== Segment start ==

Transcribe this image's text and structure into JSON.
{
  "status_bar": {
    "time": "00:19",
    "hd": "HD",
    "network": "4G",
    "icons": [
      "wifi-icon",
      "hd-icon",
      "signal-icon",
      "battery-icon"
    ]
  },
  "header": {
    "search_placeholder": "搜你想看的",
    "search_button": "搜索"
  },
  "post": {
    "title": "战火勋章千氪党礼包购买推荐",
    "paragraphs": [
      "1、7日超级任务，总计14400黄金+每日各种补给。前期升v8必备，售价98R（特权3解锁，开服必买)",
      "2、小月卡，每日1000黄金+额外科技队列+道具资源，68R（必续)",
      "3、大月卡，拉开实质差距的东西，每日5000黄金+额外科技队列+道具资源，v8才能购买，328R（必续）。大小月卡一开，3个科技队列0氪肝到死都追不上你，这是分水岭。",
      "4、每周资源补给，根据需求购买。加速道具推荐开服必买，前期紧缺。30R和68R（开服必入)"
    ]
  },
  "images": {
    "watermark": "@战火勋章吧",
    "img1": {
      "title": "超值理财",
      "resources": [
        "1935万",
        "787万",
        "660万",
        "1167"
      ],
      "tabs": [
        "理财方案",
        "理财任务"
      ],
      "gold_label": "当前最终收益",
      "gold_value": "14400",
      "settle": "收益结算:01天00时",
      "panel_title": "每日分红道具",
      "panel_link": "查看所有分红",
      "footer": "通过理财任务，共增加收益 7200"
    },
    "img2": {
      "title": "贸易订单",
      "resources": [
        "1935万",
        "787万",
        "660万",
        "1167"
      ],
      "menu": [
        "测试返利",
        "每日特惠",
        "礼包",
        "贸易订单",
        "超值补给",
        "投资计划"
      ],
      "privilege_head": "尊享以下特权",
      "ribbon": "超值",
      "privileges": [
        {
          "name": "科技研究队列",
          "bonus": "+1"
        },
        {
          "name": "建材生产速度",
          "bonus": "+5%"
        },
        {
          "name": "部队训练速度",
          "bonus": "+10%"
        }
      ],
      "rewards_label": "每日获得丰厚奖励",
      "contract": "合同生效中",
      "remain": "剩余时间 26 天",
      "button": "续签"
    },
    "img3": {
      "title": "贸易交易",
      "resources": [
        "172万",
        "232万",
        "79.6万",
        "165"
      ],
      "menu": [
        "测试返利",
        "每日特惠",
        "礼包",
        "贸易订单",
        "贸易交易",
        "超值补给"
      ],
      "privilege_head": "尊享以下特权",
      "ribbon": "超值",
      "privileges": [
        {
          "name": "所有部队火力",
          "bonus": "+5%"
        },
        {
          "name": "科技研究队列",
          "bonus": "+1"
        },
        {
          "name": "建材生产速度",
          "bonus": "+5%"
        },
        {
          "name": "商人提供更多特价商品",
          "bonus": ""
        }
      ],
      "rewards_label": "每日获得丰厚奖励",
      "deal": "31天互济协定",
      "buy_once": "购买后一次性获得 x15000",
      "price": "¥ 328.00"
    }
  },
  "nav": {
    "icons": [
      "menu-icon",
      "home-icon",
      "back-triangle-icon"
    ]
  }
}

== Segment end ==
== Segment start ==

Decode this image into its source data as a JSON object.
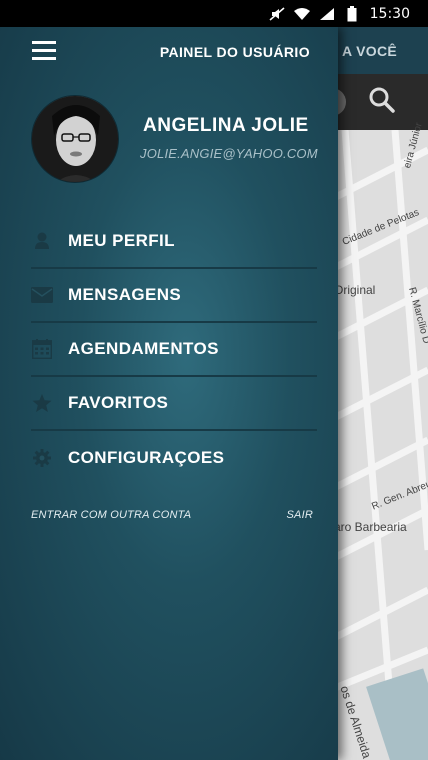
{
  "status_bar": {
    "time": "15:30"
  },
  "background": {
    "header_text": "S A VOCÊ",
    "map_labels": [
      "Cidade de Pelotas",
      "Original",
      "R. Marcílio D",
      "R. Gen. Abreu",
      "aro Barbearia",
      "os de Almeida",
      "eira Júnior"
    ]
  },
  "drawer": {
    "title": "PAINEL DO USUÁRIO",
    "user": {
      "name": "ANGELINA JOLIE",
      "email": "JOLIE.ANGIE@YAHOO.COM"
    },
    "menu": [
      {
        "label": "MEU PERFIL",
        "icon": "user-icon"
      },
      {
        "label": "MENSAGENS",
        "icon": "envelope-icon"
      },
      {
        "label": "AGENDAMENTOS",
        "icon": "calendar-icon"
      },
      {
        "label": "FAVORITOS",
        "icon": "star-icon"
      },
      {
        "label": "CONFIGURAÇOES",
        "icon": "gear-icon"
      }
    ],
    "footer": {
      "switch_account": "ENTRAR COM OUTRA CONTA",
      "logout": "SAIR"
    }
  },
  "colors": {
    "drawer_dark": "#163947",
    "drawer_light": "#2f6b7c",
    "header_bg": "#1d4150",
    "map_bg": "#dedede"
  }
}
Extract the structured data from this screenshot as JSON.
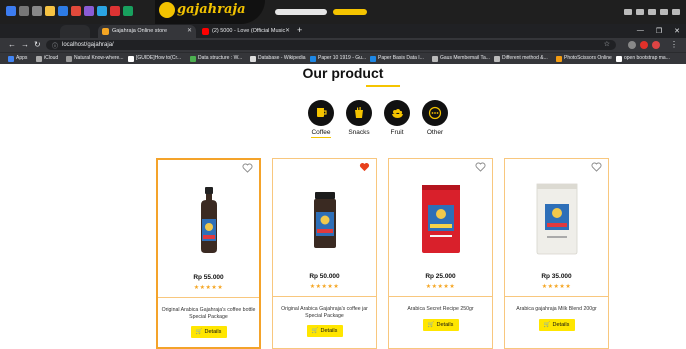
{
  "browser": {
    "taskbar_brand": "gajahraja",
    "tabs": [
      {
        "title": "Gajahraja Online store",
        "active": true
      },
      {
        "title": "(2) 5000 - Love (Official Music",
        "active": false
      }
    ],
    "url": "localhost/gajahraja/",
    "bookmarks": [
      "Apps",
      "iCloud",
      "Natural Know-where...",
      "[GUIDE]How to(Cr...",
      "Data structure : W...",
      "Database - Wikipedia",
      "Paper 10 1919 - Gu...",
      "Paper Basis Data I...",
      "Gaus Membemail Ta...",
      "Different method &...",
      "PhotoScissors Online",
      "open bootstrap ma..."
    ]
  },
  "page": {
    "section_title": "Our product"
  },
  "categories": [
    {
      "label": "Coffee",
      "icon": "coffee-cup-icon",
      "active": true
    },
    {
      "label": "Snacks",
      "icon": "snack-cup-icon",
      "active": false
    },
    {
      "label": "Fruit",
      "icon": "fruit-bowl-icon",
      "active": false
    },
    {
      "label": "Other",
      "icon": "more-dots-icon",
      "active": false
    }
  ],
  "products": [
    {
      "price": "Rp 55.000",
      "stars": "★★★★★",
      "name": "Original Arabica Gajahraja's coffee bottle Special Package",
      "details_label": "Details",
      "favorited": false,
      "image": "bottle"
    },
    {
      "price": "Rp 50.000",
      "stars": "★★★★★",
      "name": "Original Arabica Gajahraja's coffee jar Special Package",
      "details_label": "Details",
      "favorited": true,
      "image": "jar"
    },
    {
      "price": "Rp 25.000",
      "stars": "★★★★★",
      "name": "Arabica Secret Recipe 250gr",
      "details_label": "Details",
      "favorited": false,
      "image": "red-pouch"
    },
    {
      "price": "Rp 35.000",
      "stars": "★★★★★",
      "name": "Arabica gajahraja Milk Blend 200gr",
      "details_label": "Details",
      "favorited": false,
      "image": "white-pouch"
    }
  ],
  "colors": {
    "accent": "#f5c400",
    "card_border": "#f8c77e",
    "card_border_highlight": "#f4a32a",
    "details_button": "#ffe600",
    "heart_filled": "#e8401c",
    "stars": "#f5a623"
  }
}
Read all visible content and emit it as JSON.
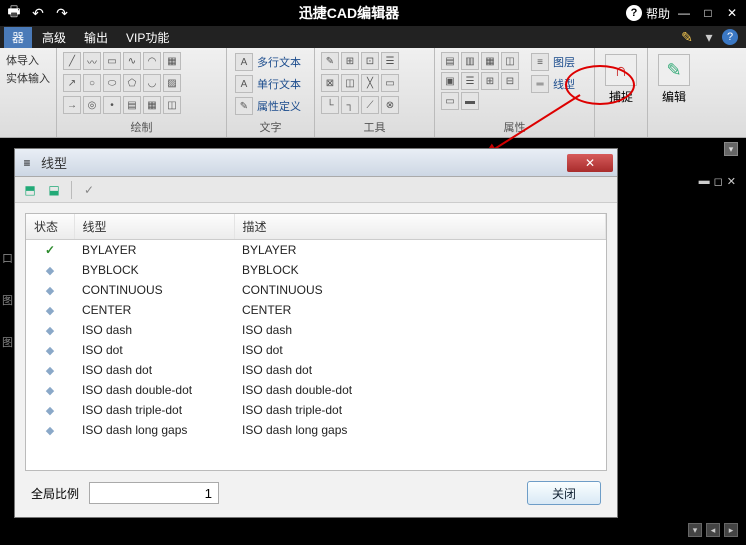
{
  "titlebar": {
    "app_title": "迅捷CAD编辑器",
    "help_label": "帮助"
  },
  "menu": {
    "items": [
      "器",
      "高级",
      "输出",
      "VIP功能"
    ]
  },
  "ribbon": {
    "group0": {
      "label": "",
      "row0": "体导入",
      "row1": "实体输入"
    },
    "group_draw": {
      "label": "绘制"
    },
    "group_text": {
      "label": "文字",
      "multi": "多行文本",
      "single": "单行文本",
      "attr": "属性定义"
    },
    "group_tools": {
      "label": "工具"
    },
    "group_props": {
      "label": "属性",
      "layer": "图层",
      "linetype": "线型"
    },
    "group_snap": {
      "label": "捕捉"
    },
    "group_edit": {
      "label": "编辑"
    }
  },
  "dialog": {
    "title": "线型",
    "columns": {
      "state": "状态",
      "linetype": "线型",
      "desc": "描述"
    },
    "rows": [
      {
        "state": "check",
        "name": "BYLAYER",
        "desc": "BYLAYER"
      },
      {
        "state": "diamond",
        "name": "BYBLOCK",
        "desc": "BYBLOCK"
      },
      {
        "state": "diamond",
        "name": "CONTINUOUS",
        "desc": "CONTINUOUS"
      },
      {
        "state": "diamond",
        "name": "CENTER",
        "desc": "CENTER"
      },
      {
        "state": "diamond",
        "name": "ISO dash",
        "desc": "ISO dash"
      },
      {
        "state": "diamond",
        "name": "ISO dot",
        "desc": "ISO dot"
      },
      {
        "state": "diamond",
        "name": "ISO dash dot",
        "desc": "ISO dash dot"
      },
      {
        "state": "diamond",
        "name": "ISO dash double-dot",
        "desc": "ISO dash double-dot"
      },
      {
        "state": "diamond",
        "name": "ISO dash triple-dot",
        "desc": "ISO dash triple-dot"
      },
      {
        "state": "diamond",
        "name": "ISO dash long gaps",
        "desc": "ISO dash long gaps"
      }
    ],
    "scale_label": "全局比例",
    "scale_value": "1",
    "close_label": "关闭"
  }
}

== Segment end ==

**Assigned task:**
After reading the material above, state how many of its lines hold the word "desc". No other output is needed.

**Solved problem:**
11